[Dataset entries]
-.-.-
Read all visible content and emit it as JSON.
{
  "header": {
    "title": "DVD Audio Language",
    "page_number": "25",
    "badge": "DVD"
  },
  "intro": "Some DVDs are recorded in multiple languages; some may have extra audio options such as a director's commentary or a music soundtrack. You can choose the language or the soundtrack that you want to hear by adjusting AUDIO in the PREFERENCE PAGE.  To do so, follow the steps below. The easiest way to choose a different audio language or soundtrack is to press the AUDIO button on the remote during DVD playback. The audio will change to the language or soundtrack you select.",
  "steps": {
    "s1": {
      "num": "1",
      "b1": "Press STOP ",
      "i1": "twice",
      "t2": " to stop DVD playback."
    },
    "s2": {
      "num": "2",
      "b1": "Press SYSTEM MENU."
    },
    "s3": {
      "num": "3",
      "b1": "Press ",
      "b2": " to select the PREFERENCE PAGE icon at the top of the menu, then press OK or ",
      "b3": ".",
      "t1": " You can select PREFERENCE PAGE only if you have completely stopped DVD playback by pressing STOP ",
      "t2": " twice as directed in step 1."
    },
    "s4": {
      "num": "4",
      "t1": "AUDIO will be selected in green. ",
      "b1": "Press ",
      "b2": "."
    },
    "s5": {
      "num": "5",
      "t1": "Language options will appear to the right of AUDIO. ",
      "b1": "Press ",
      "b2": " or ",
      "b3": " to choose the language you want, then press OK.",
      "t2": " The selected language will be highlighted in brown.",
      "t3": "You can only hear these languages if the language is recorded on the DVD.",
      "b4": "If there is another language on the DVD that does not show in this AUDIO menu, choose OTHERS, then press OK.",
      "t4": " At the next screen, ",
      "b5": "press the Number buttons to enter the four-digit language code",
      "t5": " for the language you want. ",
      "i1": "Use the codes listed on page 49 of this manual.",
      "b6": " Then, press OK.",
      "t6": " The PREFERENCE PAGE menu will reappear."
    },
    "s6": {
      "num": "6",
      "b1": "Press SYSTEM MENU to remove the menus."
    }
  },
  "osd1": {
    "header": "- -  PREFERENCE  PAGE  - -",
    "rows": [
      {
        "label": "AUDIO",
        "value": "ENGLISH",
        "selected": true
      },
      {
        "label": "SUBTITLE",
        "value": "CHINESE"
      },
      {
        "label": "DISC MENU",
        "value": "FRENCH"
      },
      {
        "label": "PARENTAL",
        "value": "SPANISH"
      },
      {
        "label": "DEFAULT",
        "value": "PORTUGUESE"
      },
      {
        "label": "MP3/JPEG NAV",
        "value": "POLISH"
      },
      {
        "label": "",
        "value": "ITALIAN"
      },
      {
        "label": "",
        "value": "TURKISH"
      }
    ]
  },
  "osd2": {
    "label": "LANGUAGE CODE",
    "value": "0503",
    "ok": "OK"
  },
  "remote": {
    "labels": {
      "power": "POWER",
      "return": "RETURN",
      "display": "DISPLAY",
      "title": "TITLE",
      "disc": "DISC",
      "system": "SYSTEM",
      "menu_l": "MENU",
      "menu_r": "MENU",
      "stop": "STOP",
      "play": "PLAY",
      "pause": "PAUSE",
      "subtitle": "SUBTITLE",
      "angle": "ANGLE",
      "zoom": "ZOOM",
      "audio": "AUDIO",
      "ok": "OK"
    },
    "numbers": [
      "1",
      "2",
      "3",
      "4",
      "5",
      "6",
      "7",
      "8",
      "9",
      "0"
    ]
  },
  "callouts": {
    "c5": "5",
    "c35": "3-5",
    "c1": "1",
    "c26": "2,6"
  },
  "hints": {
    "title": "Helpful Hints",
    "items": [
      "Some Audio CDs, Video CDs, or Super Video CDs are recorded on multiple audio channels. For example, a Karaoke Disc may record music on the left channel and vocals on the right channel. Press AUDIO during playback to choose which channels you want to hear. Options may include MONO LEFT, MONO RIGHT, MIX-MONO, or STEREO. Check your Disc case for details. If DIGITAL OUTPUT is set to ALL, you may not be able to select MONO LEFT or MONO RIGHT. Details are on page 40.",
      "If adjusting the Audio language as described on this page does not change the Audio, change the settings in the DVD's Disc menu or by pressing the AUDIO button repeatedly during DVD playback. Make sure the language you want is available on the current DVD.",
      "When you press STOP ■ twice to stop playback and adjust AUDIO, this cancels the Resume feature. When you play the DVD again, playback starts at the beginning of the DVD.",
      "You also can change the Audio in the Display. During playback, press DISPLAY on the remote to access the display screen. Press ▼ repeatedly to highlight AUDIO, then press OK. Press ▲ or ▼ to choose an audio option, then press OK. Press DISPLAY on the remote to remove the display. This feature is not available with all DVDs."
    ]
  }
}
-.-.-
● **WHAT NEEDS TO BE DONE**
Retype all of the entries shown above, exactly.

● **ANSWER SECTION**
Read all visible content and emit it as JSON.
{
  "header": {
    "title": "DVD Audio Language",
    "page_number": "25",
    "badge": "DVD"
  },
  "intro": "Some DVDs are recorded in multiple languages; some may have extra audio options such as a director's commentary or a music soundtrack. You can choose the language or the soundtrack that you want to hear by adjusting AUDIO in the PREFERENCE PAGE.  To do so, follow the steps below. The easiest way to choose a different audio language or soundtrack is to press the AUDIO button on the remote during DVD playback. The audio will change to the language or soundtrack you select.",
  "steps": {
    "s1": {
      "num": "1",
      "b1": "Press STOP ",
      "i1": "twice",
      "t2": " to stop DVD playback."
    },
    "s2": {
      "num": "2",
      "b1": "Press SYSTEM MENU."
    },
    "s3": {
      "num": "3",
      "b1": "Press ",
      "b2": " to select the PREFERENCE PAGE icon at the top of the menu, then press OK or ",
      "b3": ".",
      "t1": " You can select PREFERENCE PAGE only if you have completely stopped DVD playback by pressing STOP ",
      "t2": " twice as directed in step 1."
    },
    "s4": {
      "num": "4",
      "t1": "AUDIO will be selected in green. ",
      "b1": "Press ",
      "b2": "."
    },
    "s5": {
      "num": "5",
      "t1": "Language options will appear to the right of AUDIO. ",
      "b1": "Press ",
      "b2": " or ",
      "b3": " to choose the language you want, then press OK.",
      "t2": " The selected language will be highlighted in brown.",
      "t3": "You can only hear these languages if the language is recorded on the DVD.",
      "b4": "If there is another language on the DVD that does not show in this AUDIO menu, choose OTHERS, then press OK.",
      "t4": " At the next screen, ",
      "b5": "press the Number buttons to enter the four-digit language code",
      "t5": " for the language you want. ",
      "i1": "Use the codes listed on page 49 of this manual.",
      "b6": " Then, press OK.",
      "t6": " The PREFERENCE PAGE menu will reappear."
    },
    "s6": {
      "num": "6",
      "b1": "Press SYSTEM MENU to remove the menus."
    }
  },
  "osd1": {
    "header": "- -  PREFERENCE  PAGE  - -",
    "rows": [
      {
        "label": "AUDIO",
        "value": "ENGLISH",
        "selected": true
      },
      {
        "label": "SUBTITLE",
        "value": "CHINESE"
      },
      {
        "label": "DISC MENU",
        "value": "FRENCH"
      },
      {
        "label": "PARENTAL",
        "value": "SPANISH"
      },
      {
        "label": "DEFAULT",
        "value": "PORTUGUESE"
      },
      {
        "label": "MP3/JPEG NAV",
        "value": "POLISH"
      },
      {
        "label": "",
        "value": "ITALIAN"
      },
      {
        "label": "",
        "value": "TURKISH"
      }
    ]
  },
  "osd2": {
    "label": "LANGUAGE CODE",
    "value": "0503",
    "ok": "OK"
  },
  "remote": {
    "labels": {
      "power": "POWER",
      "return": "RETURN",
      "display": "DISPLAY",
      "title": "TITLE",
      "disc": "DISC",
      "system": "SYSTEM",
      "menu_l": "MENU",
      "menu_r": "MENU",
      "stop": "STOP",
      "play": "PLAY",
      "pause": "PAUSE",
      "subtitle": "SUBTITLE",
      "angle": "ANGLE",
      "zoom": "ZOOM",
      "audio": "AUDIO",
      "ok": "OK"
    },
    "numbers": [
      "1",
      "2",
      "3",
      "4",
      "5",
      "6",
      "7",
      "8",
      "9",
      "0"
    ]
  },
  "callouts": {
    "c5": "5",
    "c35": "3-5",
    "c1": "1",
    "c26": "2,6"
  },
  "hints": {
    "title": "Helpful Hints",
    "items": [
      "Some Audio CDs, Video CDs, or Super Video CDs are recorded on multiple audio channels. For example, a Karaoke Disc may record music on the left channel and vocals on the right channel. Press AUDIO during playback to choose which channels you want to hear. Options may include MONO LEFT, MONO RIGHT, MIX-MONO, or STEREO. Check your Disc case for details. If DIGITAL OUTPUT is set to ALL, you may not be able to select MONO LEFT or MONO RIGHT. Details are on page 40.",
      "If adjusting the Audio language as described on this page does not change the Audio, change the settings in the DVD's Disc menu or by pressing the AUDIO button repeatedly during DVD playback. Make sure the language you want is available on the current DVD.",
      "When you press STOP ■ twice to stop playback and adjust AUDIO, this cancels the Resume feature. When you play the DVD again, playback starts at the beginning of the DVD.",
      "You also can change the Audio in the Display. During playback, press DISPLAY on the remote to access the display screen. Press ▼ repeatedly to highlight AUDIO, then press OK. Press ▲ or ▼ to choose an audio option, then press OK. Press DISPLAY on the remote to remove the display. This feature is not available with all DVDs."
    ]
  }
}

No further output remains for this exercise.